● **TASK BRIEF**
For every entry that follows, return the words exactly and omit any picture.

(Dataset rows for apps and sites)
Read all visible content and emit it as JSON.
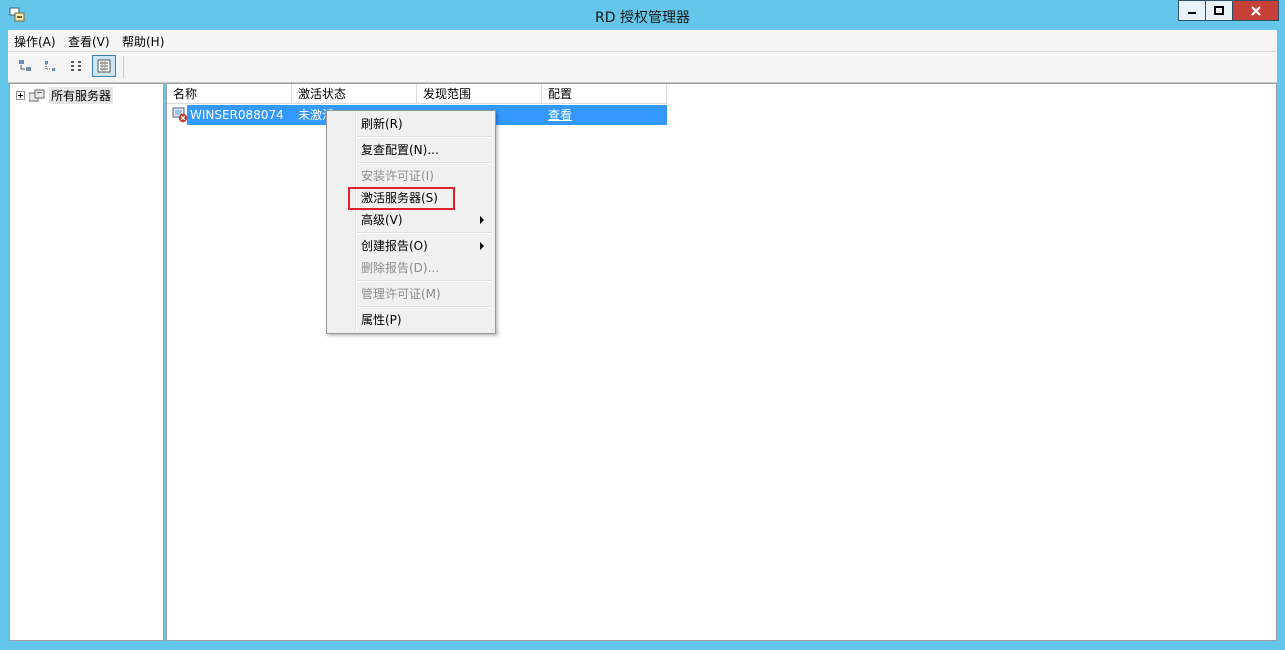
{
  "window": {
    "title": "RD 授权管理器",
    "app_icon": "rd-licensing-icon"
  },
  "menubar": {
    "action": "操作(A)",
    "view": "查看(V)",
    "help": "帮助(H)"
  },
  "toolbar": {
    "buttons": [
      "large-icons-view-icon",
      "small-icons-view-icon",
      "list-view-icon",
      "details-view-icon"
    ],
    "active": "details-view-icon"
  },
  "tree": {
    "root_label": "所有服务器"
  },
  "list": {
    "columns": [
      "名称",
      "激活状态",
      "发现范围",
      "配置"
    ],
    "rows": [
      {
        "name": "WINSER088074",
        "status": "未激活",
        "scope": "",
        "config": "查看",
        "selected": true
      }
    ]
  },
  "context_menu": {
    "items": [
      {
        "label": "刷新(R)",
        "enabled": true
      },
      {
        "label": "复查配置(N)...",
        "enabled": true
      },
      {
        "label": "安装许可证(I)",
        "enabled": false
      },
      {
        "label": "激活服务器(S)",
        "enabled": true,
        "highlighted": true
      },
      {
        "label": "高级(V)",
        "enabled": true,
        "submenu": true
      },
      {
        "label": "创建报告(O)",
        "enabled": true,
        "submenu": true
      },
      {
        "label": "删除报告(D)...",
        "enabled": false
      },
      {
        "label": "管理许可证(M)",
        "enabled": false
      },
      {
        "label": "属性(P)",
        "enabled": true
      }
    ]
  },
  "colors": {
    "titlebar": "#64c6ea",
    "selection": "#3399ff",
    "highlight_box": "#e0202a",
    "close_button": "#c7413a"
  }
}
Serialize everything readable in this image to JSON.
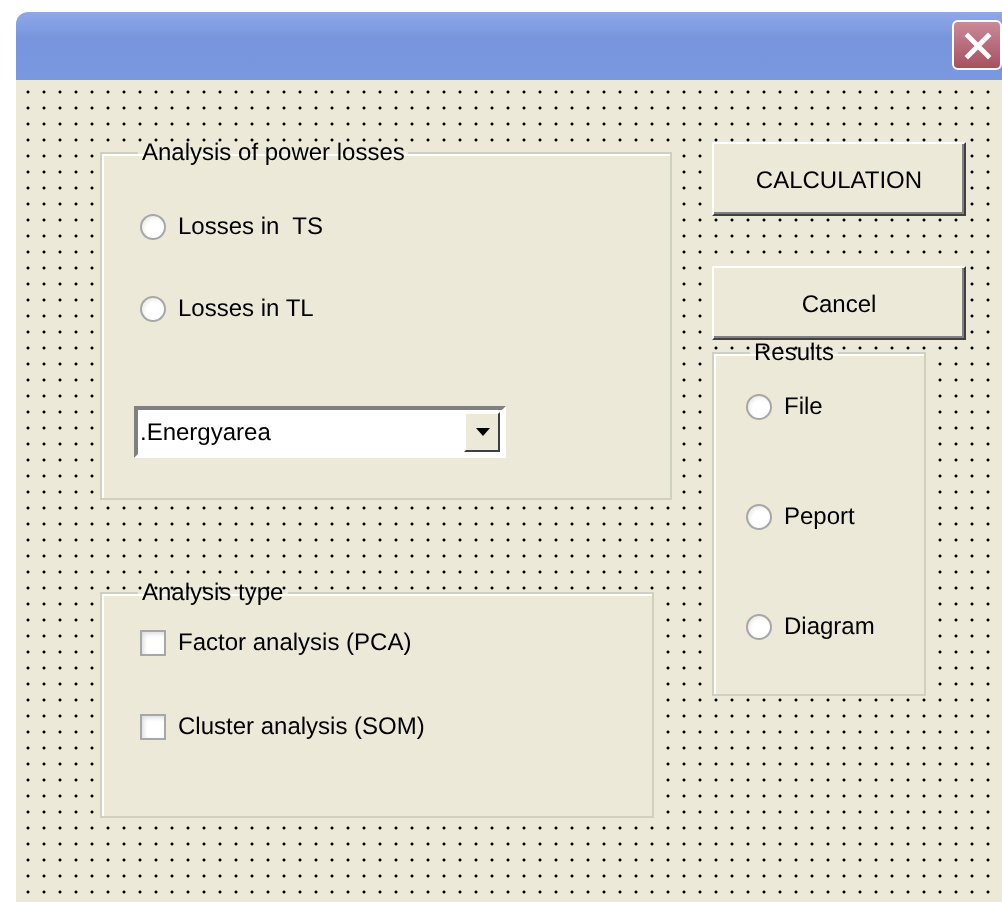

● **WRITTEN ANSWER**
Read all visible content and emit it as JSON.
{
  "window": {
    "title": "RD 授权管理器",
    "app_icon": "rd-licensing-icon"
  },
  "menubar": {
    "action": "操作(A)",
    "view": "查看(V)",
    "help": "帮助(H)"
  },
  "toolbar": {
    "buttons": [
      "large-icons-view-icon",
      "small-icons-view-icon",
      "list-view-icon",
      "details-view-icon"
    ],
    "active": "details-view-icon"
  },
  "tree": {
    "root_label": "所有服务器"
  },
  "list": {
    "columns": [
      "名称",
      "激活状态",
      "发现范围",
      "配置"
    ],
    "rows": [
      {
        "name": "WINSER088074",
        "status": "未激活",
        "scope": "",
        "config": "查看",
        "selected": true
      }
    ]
  },
  "context_menu": {
    "items": [
      {
        "label": "刷新(R)",
        "enabled": true
      },
      {
        "label": "复查配置(N)...",
        "enabled": true
      },
      {
        "label": "安装许可证(I)",
        "enabled": false
      },
      {
        "label": "激活服务器(S)",
        "enabled": true,
        "highlighted": true
      },
      {
        "label": "高级(V)",
        "enabled": true,
        "submenu": true
      },
      {
        "label": "创建报告(O)",
        "enabled": true,
        "submenu": true
      },
      {
        "label": "删除报告(D)...",
        "enabled": false
      },
      {
        "label": "管理许可证(M)",
        "enabled": false
      },
      {
        "label": "属性(P)",
        "enabled": true
      }
    ]
  },
  "colors": {
    "titlebar": "#64c6ea",
    "selection": "#3399ff",
    "highlight_box": "#e0202a",
    "close_button": "#c7413a"
  }
}
Serialize everything readable in this image to JSON.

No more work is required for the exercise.